They have little confidence in their live show, despite being together three years and being on a large tour of Europe right now, with Canada and America later in the month. “I think when we toured on the first album we didn’t really worry about that too much. We just wanted to play as a rock band, but things are getting a little more complicated.” Their strength lies not in their confident prowess on stage, although they are trying to “make it better and more engaging and more fun”. It seems their strength is in their abilities as musicians and songwriters first and foremost, and Pat was trained from an early age.
“My dad actually cut the cable, he said to save some money, and then he signed me up for guitar lessons and said if I played for a year he would get me a nice guitar. This was in 1995, so I was 10. So I played for a year and didn’t watch so much TV, and then he got me a guitar. And actually I still play the same guitar, it’s incredibly old, I love it. So that was pretty cool of him. And he played guitar as well, he was obsessed with this French guitar player, his name is Django Reinhardt. He’s just a ridiculous guitar player and my dad was completely obsessed with him to the point where you’d want to slap him and hide the CDs ’cause it’d just be on all the time. So he took me to this jazz festival and then he found these books on how to play that way and it transcribes some of the songs. I can’t read music, I’m really bad at reading tablature actually, but I took lessons until I could figure songs out myself. I’d be figuring out radio grunge songs. Then eventually I moved onto what I guess they call ‘gypsy jazz’, which I think is actually a racial slur in some places! But anyways, that’s what the book was called,” he laughs. “And that is pretty demanding technically, so I got into that, and then when I was in my teens I got really into Minor Threat and Converge and Slayer, so I started playing these really fast, complicated songs.”
“Tonal quality” and “simple songs” are cited by Pat as positive influences. “Just the simplicity of things is really appealing to me, and this raw kind of thing, more about the vibe. Like a band like The Fire Engines who can’t even play their instruments I enjoy.” They’re not trying to “maintain some sort of ‘lo-fi’ aesthetic”, Pat argues in response to the press, “as if they know what they’re talking about. But yeah we just want it to sound good, records that sound good to us for the most part were recorded in the late ‘70s and that was all done in professional studios, most of it. I mean you listen to Pink Flag, it sounds amazing! It’s a crystal clear, huge, beautiful recording. But we just like the way they produced everything, like the drums, the guitars, they just sound amazing. Entertainment, that Gang of Four album, is just crystal clear production.
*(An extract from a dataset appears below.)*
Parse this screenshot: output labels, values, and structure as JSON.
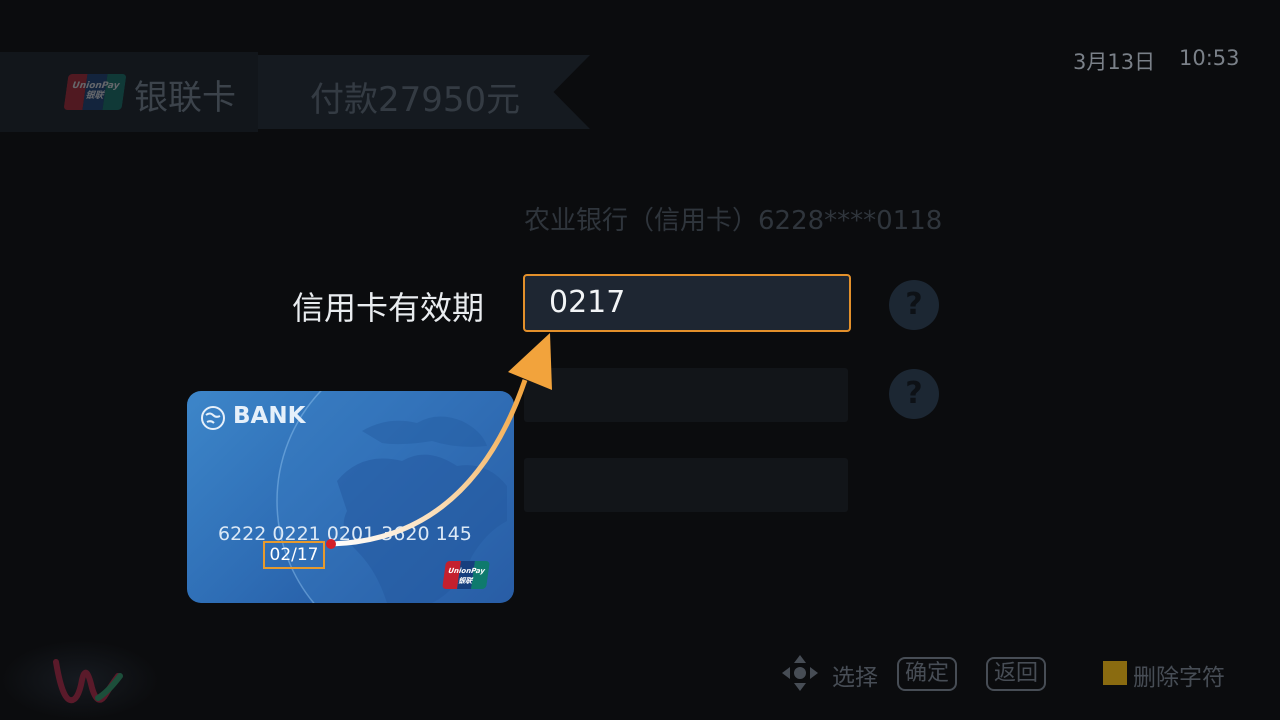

Those are some of the bands that spur us on sometimes. So yeah, I don’t feel like we’re shooting for some blown out, trashy recording, we just want it to sound good, whatever that means to us.”
Women are currently on tour in Europe, then Canada and the United States, including dates with DD/MM/YYYY and Manchild. Check their myspace for details.
Public Strain is out September 28 on Flemish Eye/Jagjaguwar,
pre-order vinyl/CD now here.